EXERCISE REQUIREMENTS
The records that follow are to be repeated in full, with no pictures retained.

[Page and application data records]

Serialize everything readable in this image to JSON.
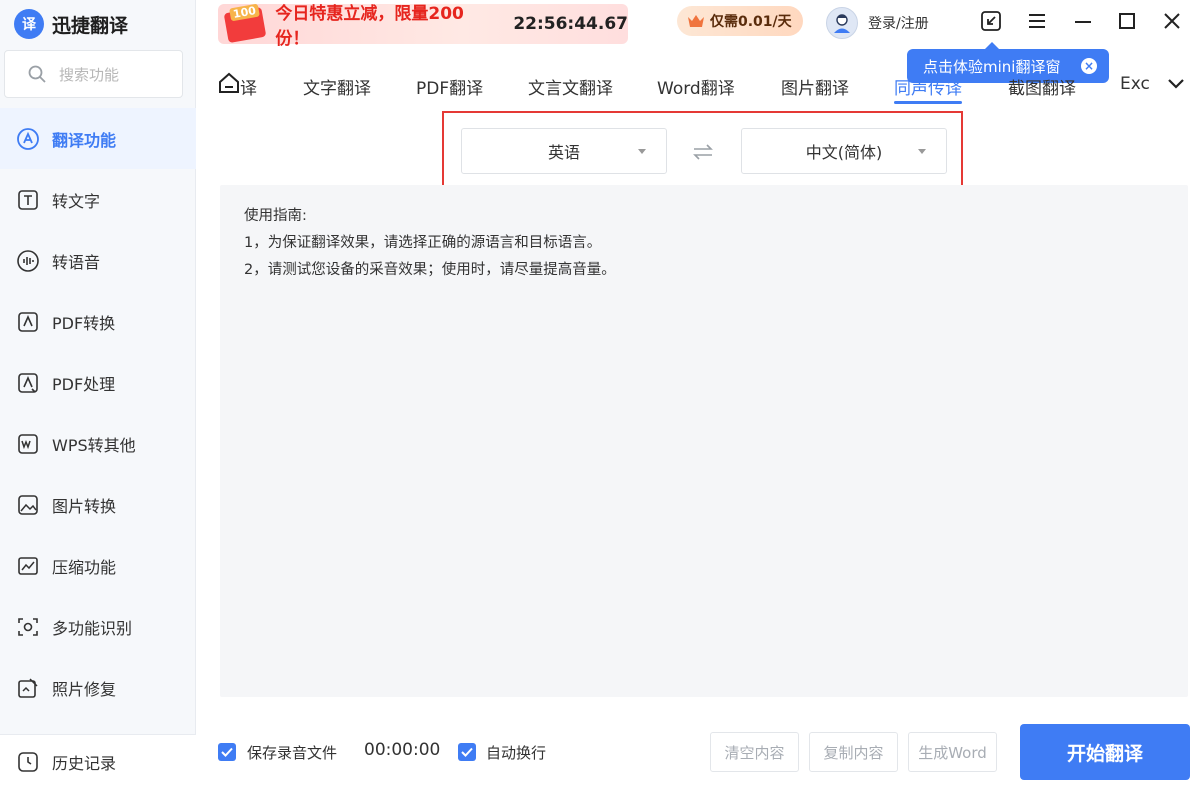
{
  "app": {
    "title": "迅捷翻译",
    "logo_glyph": "译"
  },
  "search": {
    "placeholder": "搜索功能"
  },
  "sidebar": {
    "items": [
      {
        "label": "翻译功能",
        "icon": "translate-icon",
        "active": true
      },
      {
        "label": "转文字",
        "icon": "text-convert-icon"
      },
      {
        "label": "转语音",
        "icon": "voice-icon"
      },
      {
        "label": "PDF转换",
        "icon": "pdf-convert-icon"
      },
      {
        "label": "PDF处理",
        "icon": "pdf-process-icon"
      },
      {
        "label": "WPS转其他",
        "icon": "wps-icon"
      },
      {
        "label": "图片转换",
        "icon": "image-convert-icon"
      },
      {
        "label": "压缩功能",
        "icon": "compress-icon"
      },
      {
        "label": "多功能识别",
        "icon": "recognize-icon"
      },
      {
        "label": "照片修复",
        "icon": "photo-repair-icon"
      }
    ],
    "history_label": "历史记录"
  },
  "header": {
    "promo_badge": "100",
    "promo_title": "今日特惠立减，限量200份！",
    "promo_timer": "22:56:44.67",
    "price_label": "仅需0.01/天",
    "login_label": "登录/注册",
    "tooltip": "点击体验mini翻译窗",
    "tooltip_close": "×"
  },
  "tabs": [
    {
      "label": "译"
    },
    {
      "label": "文字翻译"
    },
    {
      "label": "PDF翻译"
    },
    {
      "label": "文言文翻译"
    },
    {
      "label": "Word翻译"
    },
    {
      "label": "图片翻译"
    },
    {
      "label": "同声传译",
      "active": true
    },
    {
      "label": "截图翻译"
    },
    {
      "label": "Exc"
    }
  ],
  "language": {
    "source": "英语",
    "target": "中文(简体)"
  },
  "guide": {
    "title": "使用指南:",
    "line1": "1，为保证翻译效果，请选择正确的源语言和目标语言。",
    "line2": "2，请测试您设备的采音效果；使用时，请尽量提高音量。"
  },
  "bottom": {
    "save_audio_label": "保存录音文件",
    "timer": "00:00:00",
    "auto_wrap_label": "自动换行",
    "clear_label": "清空内容",
    "copy_label": "复制内容",
    "word_label": "生成Word",
    "start_label": "开始翻译"
  },
  "colors": {
    "accent": "#3f7cf4",
    "highlight": "#e53935",
    "promo_red": "#e6251e"
  }
}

RESULT FOR THIS EXERCISE
Serialize everything readable in this image to JSON.
{
  "app": {
    "title": "迅捷翻译",
    "logo_glyph": "译"
  },
  "search": {
    "placeholder": "搜索功能"
  },
  "sidebar": {
    "items": [
      {
        "label": "翻译功能",
        "icon": "translate-icon",
        "active": true
      },
      {
        "label": "转文字",
        "icon": "text-convert-icon"
      },
      {
        "label": "转语音",
        "icon": "voice-icon"
      },
      {
        "label": "PDF转换",
        "icon": "pdf-convert-icon"
      },
      {
        "label": "PDF处理",
        "icon": "pdf-process-icon"
      },
      {
        "label": "WPS转其他",
        "icon": "wps-icon"
      },
      {
        "label": "图片转换",
        "icon": "image-convert-icon"
      },
      {
        "label": "压缩功能",
        "icon": "compress-icon"
      },
      {
        "label": "多功能识别",
        "icon": "recognize-icon"
      },
      {
        "label": "照片修复",
        "icon": "photo-repair-icon"
      }
    ],
    "history_label": "历史记录"
  },
  "header": {
    "promo_badge": "100",
    "promo_title": "今日特惠立减，限量200份！",
    "promo_timer": "22:56:44.67",
    "price_label": "仅需0.01/天",
    "login_label": "登录/注册",
    "tooltip": "点击体验mini翻译窗",
    "tooltip_close": "×"
  },
  "tabs": [
    {
      "label": "译"
    },
    {
      "label": "文字翻译"
    },
    {
      "label": "PDF翻译"
    },
    {
      "label": "文言文翻译"
    },
    {
      "label": "Word翻译"
    },
    {
      "label": "图片翻译"
    },
    {
      "label": "同声传译",
      "active": true
    },
    {
      "label": "截图翻译"
    },
    {
      "label": "Exc"
    }
  ],
  "language": {
    "source": "英语",
    "target": "中文(简体)"
  },
  "guide": {
    "title": "使用指南:",
    "line1": "1，为保证翻译效果，请选择正确的源语言和目标语言。",
    "line2": "2，请测试您设备的采音效果；使用时，请尽量提高音量。"
  },
  "bottom": {
    "save_audio_label": "保存录音文件",
    "timer": "00:00:00",
    "auto_wrap_label": "自动换行",
    "clear_label": "清空内容",
    "copy_label": "复制内容",
    "word_label": "生成Word",
    "start_label": "开始翻译"
  },
  "colors": {
    "accent": "#3f7cf4",
    "highlight": "#e53935",
    "promo_red": "#e6251e"
  }
}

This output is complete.